Warm baths (95° F.), prolonged from half to three-quarters of an hour, are also much used at Aix, with vapor baths, douches, and frictions, and the results of the combined treatment are very satisfactory in rheumatism, gout, chronic eruptive disorders, acne, psoriasis, and abdominal plethora; they are often good, though not so markedly, in paralyses, metallic poisoning, and chronic syphilis, but Braun throws scientific doubt upon the supposed special efficacy of the sulphur in these maladies, and connects the therapeutics more with the temperature and the amount of saline liquid. Mercury is also commonly used in the treatment of syphilis at Aix, not internally, but by inunction of mercurial ointment, from 1 to 1 1/2 dr. being used daily after a warm bath. The value of the baths and water in the treatment of this disorder lies in their (1) increasing the specific action of mercury; (2) preventing salivation and other injurious effects of the drug; (3) keeping the skin in an active state, the glands secreting, and the pores free. The patients are directed to live well, eat freely of animal food, drink wine, and to be constantly in the open air. Rheumatoid arthritis is also treated with some success at Aix. The season begins early in June, and ends in September. As the treatment is highly stimulating, it is not suitable for apoplectic and hemorrhagic cases.

Weilbach, in the Prussian province of Nassau, in the valley of the Main, on the eastern slope of the Taunus range, has a good sulphurous spring for internal use, the quantity of sulphuretted hydrogen amounting to 0.16 cub. in. Carbonic acid is also present; the amount of salts is small, a few grains only of chlorides and carbonates of soda, magnesia, and lime. "The life here is quiet, and almost solitary." This Spa is specially indicated in some cases of lung disease, catarrhal or tubercular, when hyperaemic enlargement of liver exists, or congestion of the abdominal viscera with haemorrhoidal tendency, and it will sometimes relieve when Carlsbad and other soda springs cannot be borne. Roth has given reasons for believing that sulphuretted hydrogen, taken in solution into the stomach, acts directly on the blood in the portal vein, forming a sul-phuret with the iron of effete blood-corpuscles, and thus hastening their destruction, for the diminution of swelling in the liver under the influence of Weilbach waters is accompanied by a darker and, at length, black coloring of the faeces, in which a large amount of sulphuret of iron is found. This does not come from the water (which contains none of the metal), but either from the food or the blood, and in favor of its being from the latter is the fact that, as the liver decreases in size, an anaemic condition manifests itself in spite of plentiful nutrition. Roth, indeed, insists upon full meat diet during a course of these waters, and a chalybeate course is frequently required afterward. Dr. Braun agrees with these statements, and himself derived much benefit from the waters when suffering from haemoptysis connected with "haemorrhoidal enlargement of the liver."

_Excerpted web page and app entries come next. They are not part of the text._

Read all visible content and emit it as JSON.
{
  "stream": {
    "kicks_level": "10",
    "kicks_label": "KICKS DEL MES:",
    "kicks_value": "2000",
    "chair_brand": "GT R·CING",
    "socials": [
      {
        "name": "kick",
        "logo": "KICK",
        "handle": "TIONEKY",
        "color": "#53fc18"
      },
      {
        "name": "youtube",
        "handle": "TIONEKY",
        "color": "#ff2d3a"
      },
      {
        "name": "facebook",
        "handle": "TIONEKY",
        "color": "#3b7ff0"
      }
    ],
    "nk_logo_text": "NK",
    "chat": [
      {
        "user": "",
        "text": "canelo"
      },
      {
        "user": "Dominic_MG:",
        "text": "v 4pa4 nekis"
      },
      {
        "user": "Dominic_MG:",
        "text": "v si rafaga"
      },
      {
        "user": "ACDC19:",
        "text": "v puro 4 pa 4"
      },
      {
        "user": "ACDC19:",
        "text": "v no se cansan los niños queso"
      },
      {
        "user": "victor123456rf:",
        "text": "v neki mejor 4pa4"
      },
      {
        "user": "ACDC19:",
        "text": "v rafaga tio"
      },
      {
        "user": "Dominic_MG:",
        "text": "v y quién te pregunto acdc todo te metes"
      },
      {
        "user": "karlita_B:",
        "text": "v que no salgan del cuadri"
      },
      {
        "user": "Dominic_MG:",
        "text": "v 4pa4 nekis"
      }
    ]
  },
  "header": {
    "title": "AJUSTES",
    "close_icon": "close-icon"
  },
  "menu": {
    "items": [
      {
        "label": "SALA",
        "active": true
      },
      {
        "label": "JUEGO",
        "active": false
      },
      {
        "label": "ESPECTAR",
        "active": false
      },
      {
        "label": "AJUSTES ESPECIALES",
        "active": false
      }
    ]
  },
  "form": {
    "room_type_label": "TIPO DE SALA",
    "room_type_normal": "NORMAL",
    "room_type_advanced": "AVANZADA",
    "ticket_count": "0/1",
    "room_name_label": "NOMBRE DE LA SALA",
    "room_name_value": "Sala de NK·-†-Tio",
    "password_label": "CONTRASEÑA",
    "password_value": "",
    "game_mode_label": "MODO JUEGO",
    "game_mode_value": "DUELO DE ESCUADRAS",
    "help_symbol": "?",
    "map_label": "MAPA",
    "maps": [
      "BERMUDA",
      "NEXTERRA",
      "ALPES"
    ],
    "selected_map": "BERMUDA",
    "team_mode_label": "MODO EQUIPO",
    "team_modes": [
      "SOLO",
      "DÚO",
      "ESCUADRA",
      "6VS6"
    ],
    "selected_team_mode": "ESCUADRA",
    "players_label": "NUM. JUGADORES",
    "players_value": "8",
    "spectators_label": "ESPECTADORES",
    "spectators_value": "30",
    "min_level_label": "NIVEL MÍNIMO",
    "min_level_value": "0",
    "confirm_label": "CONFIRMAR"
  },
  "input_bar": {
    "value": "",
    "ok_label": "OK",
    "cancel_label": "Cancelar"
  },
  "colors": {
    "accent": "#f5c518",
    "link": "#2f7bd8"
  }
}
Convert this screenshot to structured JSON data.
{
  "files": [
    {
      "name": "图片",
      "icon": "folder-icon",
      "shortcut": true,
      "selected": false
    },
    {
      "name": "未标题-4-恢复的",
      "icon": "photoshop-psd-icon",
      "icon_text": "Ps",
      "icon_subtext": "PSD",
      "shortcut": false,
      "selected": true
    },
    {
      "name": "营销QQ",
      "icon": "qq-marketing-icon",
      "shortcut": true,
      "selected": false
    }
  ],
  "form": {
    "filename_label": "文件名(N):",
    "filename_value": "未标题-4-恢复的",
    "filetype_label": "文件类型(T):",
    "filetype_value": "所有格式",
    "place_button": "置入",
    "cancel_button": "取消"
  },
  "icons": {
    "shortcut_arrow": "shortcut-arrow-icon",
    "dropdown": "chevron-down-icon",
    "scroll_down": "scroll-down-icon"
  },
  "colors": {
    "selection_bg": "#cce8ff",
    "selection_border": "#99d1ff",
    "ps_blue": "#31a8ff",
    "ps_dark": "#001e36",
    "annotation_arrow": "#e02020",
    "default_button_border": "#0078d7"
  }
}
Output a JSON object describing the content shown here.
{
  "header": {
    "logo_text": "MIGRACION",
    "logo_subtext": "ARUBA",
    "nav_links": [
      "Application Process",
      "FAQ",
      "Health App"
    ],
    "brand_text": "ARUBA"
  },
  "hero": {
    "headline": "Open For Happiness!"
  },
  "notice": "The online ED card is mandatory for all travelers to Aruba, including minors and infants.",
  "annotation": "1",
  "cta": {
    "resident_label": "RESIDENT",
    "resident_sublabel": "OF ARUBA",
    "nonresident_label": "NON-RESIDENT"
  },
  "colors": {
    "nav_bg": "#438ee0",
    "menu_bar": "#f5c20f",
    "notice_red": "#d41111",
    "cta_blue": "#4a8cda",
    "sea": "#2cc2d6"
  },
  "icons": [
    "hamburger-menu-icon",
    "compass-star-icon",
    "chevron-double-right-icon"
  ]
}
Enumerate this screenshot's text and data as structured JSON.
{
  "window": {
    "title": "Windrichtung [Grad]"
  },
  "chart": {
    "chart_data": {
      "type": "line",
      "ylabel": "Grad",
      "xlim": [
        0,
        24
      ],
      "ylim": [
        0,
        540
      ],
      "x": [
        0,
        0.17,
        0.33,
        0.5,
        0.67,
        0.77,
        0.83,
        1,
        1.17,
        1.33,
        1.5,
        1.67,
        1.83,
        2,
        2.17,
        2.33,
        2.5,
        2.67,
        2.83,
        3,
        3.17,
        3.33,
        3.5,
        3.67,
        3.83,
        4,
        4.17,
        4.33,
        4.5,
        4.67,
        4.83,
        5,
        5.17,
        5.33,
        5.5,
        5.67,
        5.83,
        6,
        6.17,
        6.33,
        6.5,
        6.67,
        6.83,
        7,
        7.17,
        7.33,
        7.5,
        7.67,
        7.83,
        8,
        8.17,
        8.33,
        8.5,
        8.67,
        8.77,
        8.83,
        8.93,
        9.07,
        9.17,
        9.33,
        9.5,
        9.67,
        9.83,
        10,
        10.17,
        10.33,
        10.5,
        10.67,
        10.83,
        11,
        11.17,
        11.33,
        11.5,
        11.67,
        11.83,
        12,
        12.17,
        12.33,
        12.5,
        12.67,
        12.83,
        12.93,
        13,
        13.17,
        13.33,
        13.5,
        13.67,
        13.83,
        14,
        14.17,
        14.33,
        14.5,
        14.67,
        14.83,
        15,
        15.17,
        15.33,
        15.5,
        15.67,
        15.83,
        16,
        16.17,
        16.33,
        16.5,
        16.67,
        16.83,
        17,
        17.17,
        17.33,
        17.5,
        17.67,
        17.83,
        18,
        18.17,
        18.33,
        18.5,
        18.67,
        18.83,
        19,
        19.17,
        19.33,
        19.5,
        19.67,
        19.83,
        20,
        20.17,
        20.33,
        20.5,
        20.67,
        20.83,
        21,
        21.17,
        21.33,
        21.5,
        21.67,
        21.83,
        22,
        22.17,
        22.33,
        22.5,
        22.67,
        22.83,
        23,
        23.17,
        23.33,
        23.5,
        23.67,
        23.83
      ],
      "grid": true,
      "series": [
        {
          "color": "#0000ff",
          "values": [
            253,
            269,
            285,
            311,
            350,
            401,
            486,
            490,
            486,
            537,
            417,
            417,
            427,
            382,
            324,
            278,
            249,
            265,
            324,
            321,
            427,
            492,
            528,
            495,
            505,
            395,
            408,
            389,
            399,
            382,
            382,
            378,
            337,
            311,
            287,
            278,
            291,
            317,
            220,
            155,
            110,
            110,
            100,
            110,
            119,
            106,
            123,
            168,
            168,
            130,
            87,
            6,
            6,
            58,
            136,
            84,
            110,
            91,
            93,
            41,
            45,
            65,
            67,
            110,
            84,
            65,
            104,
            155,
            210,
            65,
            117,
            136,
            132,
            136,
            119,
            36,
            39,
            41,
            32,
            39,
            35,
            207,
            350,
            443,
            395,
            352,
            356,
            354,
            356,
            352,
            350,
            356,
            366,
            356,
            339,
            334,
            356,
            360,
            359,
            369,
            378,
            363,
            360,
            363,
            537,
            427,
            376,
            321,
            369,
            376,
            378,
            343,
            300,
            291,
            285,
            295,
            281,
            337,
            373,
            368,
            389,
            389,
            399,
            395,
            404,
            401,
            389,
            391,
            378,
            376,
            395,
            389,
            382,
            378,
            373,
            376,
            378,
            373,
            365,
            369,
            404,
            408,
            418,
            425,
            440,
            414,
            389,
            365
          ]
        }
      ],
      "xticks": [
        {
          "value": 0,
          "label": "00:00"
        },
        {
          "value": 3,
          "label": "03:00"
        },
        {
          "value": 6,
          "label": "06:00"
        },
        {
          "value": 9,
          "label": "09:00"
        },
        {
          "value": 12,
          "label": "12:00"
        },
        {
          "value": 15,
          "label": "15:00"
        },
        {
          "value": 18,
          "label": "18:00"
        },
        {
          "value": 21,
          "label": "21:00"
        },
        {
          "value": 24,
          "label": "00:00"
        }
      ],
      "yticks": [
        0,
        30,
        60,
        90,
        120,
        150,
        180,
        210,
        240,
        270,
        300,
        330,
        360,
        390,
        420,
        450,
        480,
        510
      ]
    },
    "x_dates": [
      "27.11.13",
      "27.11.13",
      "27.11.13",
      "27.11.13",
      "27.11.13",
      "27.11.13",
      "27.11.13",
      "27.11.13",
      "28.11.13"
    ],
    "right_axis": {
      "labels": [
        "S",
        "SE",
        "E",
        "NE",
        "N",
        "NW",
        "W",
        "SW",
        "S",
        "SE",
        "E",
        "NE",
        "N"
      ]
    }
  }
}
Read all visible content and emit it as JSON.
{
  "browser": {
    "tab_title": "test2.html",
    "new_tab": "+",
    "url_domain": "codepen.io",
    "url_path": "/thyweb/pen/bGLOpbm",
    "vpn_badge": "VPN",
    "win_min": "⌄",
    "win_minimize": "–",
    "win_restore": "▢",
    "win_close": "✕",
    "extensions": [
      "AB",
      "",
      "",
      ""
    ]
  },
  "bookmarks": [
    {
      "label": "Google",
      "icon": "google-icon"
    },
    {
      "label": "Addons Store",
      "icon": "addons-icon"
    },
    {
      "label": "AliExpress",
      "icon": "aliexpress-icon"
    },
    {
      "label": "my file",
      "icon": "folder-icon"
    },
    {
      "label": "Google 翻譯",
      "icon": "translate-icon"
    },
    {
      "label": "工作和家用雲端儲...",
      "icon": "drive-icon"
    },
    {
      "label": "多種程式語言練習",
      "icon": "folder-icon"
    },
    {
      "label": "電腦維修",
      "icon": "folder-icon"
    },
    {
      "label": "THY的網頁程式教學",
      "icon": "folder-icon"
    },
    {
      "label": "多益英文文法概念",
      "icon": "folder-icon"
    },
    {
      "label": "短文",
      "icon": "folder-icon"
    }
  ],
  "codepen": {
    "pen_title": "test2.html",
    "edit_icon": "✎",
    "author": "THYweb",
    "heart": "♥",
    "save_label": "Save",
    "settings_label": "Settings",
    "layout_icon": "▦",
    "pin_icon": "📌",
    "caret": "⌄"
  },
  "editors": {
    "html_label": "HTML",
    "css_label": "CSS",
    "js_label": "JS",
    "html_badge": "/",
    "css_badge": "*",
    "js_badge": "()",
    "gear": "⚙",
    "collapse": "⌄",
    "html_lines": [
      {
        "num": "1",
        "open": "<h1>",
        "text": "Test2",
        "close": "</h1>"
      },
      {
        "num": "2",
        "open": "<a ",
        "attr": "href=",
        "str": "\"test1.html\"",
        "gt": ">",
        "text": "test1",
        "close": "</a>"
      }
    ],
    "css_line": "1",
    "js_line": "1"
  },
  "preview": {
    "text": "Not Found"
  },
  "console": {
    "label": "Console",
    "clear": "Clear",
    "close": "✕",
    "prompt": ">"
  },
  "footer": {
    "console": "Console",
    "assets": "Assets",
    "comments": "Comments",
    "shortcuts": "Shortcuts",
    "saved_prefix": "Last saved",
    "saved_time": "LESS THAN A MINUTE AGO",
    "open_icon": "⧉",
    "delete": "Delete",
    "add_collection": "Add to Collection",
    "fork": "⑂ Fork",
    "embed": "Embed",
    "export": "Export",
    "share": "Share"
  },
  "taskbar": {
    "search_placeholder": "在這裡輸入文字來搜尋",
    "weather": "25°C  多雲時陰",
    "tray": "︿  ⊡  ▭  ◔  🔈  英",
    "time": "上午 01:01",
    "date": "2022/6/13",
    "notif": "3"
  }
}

Generally they have rather a constipating effect, and do not increase the intestinal secretions like sulphate of soda waters, though irritation and diarrhoea may be occasionally excited. The refreshing feeling and appetite caused by saline gaseous waters are not felt at the time of drinking these waters, but real hunger occurs in the course of the treatment. Besides their medicinal use, already mentioned, in bronchial catarrh, etc., they are valuable in chronic metallic poisoning.